(Dataset rows describing interfaces)
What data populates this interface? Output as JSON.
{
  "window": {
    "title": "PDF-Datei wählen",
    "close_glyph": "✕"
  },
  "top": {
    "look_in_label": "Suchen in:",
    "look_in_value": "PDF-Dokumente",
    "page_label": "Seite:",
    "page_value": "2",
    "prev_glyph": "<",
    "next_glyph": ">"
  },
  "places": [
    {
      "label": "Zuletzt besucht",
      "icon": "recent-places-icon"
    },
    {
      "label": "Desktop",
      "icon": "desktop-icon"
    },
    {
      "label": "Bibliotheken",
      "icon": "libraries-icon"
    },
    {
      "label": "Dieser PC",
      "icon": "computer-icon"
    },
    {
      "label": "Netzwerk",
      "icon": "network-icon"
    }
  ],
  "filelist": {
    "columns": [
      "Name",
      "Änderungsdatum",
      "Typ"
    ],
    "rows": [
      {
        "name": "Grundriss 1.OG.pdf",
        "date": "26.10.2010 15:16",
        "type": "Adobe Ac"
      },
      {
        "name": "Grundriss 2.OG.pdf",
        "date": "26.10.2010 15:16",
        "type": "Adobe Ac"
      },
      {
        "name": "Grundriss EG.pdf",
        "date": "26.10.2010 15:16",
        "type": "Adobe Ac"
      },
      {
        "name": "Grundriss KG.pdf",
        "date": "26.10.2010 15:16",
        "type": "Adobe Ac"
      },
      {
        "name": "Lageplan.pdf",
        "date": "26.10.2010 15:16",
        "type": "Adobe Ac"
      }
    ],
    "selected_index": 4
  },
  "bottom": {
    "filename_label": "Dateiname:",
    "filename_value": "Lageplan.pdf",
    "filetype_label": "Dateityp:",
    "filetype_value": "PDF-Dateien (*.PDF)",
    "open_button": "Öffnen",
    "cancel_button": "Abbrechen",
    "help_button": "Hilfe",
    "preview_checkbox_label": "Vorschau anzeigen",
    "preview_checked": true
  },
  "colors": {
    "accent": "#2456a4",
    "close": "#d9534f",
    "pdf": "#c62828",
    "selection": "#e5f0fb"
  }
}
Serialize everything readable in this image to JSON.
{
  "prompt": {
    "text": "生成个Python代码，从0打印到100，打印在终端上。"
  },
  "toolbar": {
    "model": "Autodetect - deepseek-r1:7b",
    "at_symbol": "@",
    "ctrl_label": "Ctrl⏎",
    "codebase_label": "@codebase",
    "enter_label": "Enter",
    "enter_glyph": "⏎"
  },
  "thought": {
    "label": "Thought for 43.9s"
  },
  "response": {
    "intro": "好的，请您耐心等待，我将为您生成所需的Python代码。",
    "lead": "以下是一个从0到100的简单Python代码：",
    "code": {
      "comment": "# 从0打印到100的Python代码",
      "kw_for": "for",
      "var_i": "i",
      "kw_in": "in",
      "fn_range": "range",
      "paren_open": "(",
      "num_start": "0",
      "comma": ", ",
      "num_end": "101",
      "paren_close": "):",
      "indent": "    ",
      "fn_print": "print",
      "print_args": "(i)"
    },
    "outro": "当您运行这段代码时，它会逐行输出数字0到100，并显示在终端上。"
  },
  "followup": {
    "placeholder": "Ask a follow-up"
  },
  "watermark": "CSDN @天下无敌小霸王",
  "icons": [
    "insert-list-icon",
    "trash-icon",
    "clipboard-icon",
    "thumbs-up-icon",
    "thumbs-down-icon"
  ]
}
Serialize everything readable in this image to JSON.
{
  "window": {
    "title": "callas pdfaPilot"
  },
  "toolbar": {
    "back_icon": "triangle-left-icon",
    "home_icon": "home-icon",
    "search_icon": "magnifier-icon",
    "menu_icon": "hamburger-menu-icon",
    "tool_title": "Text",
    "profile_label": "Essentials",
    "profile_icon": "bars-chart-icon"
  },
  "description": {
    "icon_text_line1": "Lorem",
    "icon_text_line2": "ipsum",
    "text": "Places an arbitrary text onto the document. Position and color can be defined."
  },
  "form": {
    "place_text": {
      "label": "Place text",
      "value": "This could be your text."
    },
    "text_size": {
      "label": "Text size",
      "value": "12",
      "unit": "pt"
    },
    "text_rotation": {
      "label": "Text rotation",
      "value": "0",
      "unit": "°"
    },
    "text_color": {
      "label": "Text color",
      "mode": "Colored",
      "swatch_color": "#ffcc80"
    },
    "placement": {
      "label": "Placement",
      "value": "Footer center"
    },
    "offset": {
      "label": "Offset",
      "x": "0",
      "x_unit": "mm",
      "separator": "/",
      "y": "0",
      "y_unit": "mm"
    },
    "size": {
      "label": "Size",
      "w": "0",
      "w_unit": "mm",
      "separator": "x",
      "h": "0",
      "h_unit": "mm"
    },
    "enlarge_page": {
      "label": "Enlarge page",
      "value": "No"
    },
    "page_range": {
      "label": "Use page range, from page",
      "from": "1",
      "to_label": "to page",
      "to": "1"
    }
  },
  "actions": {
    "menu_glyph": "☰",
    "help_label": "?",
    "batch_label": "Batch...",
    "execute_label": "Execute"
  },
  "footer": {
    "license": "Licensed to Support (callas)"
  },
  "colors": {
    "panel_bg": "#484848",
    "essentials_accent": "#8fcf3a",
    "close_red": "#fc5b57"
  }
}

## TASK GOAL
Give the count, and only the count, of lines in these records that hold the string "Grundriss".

## REPLY TO THE TASK
4